Obama wanted to go to war four days after the chemical weapons attack outside Damascus. How many Americans were even aware of the story? Remember, this was late summer, peak vacation season. First you tear Americans away from the barbecue, then you get to barbecue the Syrians.
As has been widely noted, Obama’s messaging was all over the place, confusing a public programmed to digest its politics in bumpersticker-length slogans and talking points. Allowing yourself to be seen golfing right after calling for war hardly conveys the requisite sense of menace, much less the urgency of an imminent threat.
When JFK wanted the public to sign off on nuclear brinksmanship with the USSR, he went on television with spy plane photos of Cuba’s missiles. Despite considerable evidence that the rebels or a rogue officer were responsible, Obama says he has proof that the sarin gas attack was ordered by Syrian President Bashar Assad. Yet, unlike Kennedy, he won’t pony up the proof. Why not? As Russian President Vladimir Putin observes, that’s crazy fishy: “Claims that proof exists but is classified and cannot be shown are beneath criticism. If the U.S. says that the al-Assad regime is responsible for that attack and that they have proof, then let them submit it to the U.N. Security Council.”
Militarism is our thing, but Americans need to think their enemies threaten them directly before they’re cool with war.
Team Obama admits that Syria is not a direct or imminent danger to the U.S., but that we must attack them as a deterrent to other supposed future possible maybe enemies, namely Iran and North Korea. No dice. Only one in five Americans buys that. If Iran or North Korea is a threat, then attack those countries, not Syria.
Obama’s verbiage is telling: “I put it before Congress because I could not honestly claim that the threat posed by Assad’s use of chemical weapons on innocent civilians and women and children posed an imminent, direct threat to the United States.”
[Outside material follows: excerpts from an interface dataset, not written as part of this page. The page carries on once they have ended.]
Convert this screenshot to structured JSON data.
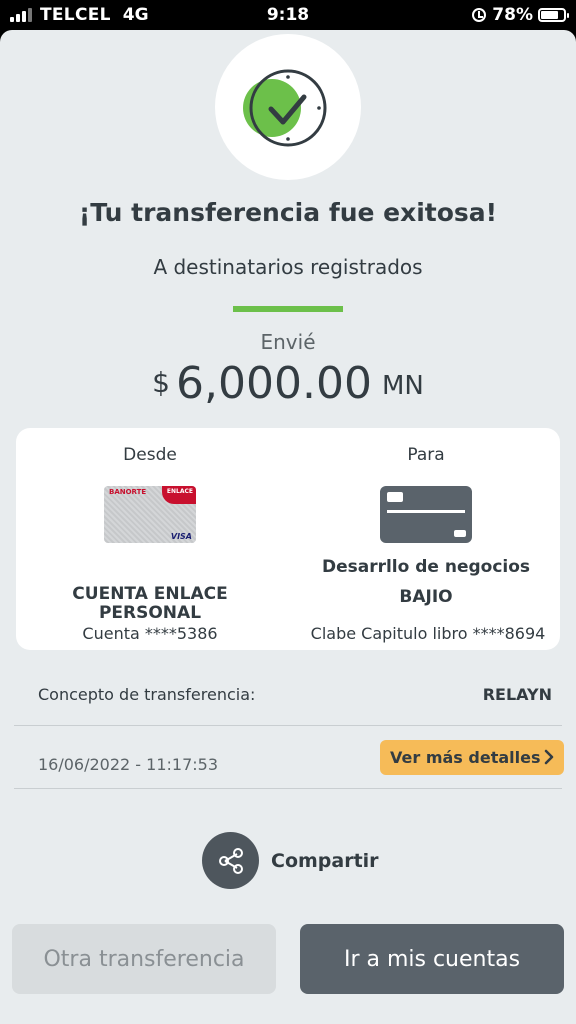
{
  "status_bar": {
    "carrier": "TELCEL",
    "network": "4G",
    "time": "9:18",
    "battery": "78%"
  },
  "receipt": {
    "title": "¡Tu transferencia fue exitosa!",
    "subtitle": "A destinatarios registrados",
    "sent_label": "Envié",
    "currency_symbol": "$",
    "amount": "6,000.00",
    "currency_code": "MN"
  },
  "accounts": {
    "from_label": "Desde",
    "to_label": "Para",
    "from_card": {
      "bank": "BANORTE",
      "tab": "ENLACE",
      "network": "VISA"
    },
    "from_name_line1": "CUENTA ENLACE",
    "from_name_line2": "PERSONAL",
    "from_number": "Cuenta ****5386",
    "to_name_line1": "Desarrllo de negocios",
    "to_name_line2": "BAJIO",
    "to_clabe": "Clabe Capitulo libro ****8694"
  },
  "details": {
    "concept_label": "Concepto de transferencia:",
    "concept_value": "RELAYN",
    "datetime": "16/06/2022 - 11:17:53",
    "more_details_button": "Ver más detalles"
  },
  "actions": {
    "share_label": "Compartir",
    "other_transfer_button": "Otra transferencia",
    "my_accounts_button": "Ir a mis cuentas"
  },
  "colors": {
    "accent_green": "#6cc04a",
    "details_yellow": "#f6bb58",
    "primary_dark": "#5a636b",
    "background": "#e8ecee"
  }
}
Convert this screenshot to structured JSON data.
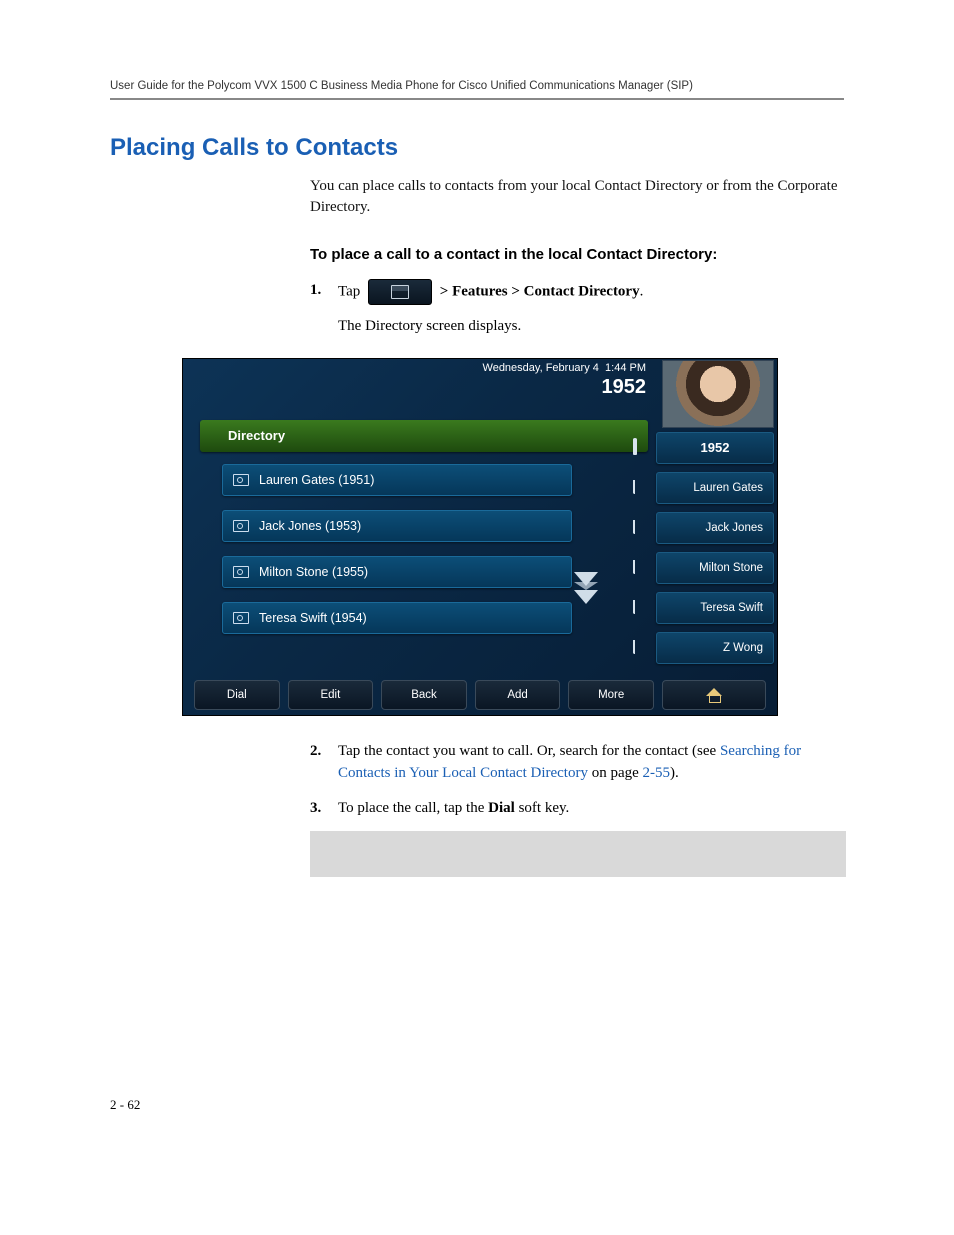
{
  "header": "User Guide for the Polycom VVX 1500 C Business Media Phone for Cisco Unified Communications Manager (SIP)",
  "section_title": "Placing Calls to Contacts",
  "intro": "You can place calls to contacts from your local Contact Directory or from the Corporate Directory.",
  "subhead": "To place a call to a contact in the local Contact Directory:",
  "step1_prefix": "Tap",
  "step1_suffix_label": " > Features > Contact Directory",
  "step1_suffix_end": ".",
  "step1_sub": "The Directory screen displays.",
  "step2_a": "Tap the contact you want to call. Or, search for the contact (see ",
  "step2_link": "Searching for Contacts in Your Local Contact Directory",
  "step2_b": " on page ",
  "step2_pageref": "2-55",
  "step2_c": ").",
  "step3_a": "To place the call, tap the ",
  "step3_bold": "Dial",
  "step3_b": " soft key.",
  "page_number": "2 - 62",
  "screenshot": {
    "date": "Wednesday, February 4",
    "time": "1:44 PM",
    "extension": "1952",
    "directory_label": "Directory",
    "contacts": [
      "Lauren Gates (1951)",
      "Jack Jones (1953)",
      "Milton Stone (1955)",
      "Teresa Swift (1954)"
    ],
    "sidebar": {
      "ext": "1952",
      "items": [
        "Lauren Gates",
        "Jack Jones",
        "Milton Stone",
        "Teresa Swift",
        "Z Wong"
      ]
    },
    "softkeys": [
      "Dial",
      "Edit",
      "Back",
      "Add",
      "More"
    ]
  }
}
Could not honestly claim. As opposed to something like this: “Assad’s use of chemical weapons is not an imminent, direct threat, so we have time for a Congressional debate.”
Americans are good at reading between the lines. Another reason — not war-weariness — that Obama might not get his Syria war.
(Ted Rall’s website is tedrall.com. Go there to join the Ted Rall Subscription Service and receive all of Ted’s cartoons and columns by email.)
COPYRIGHT 2013 TED RALL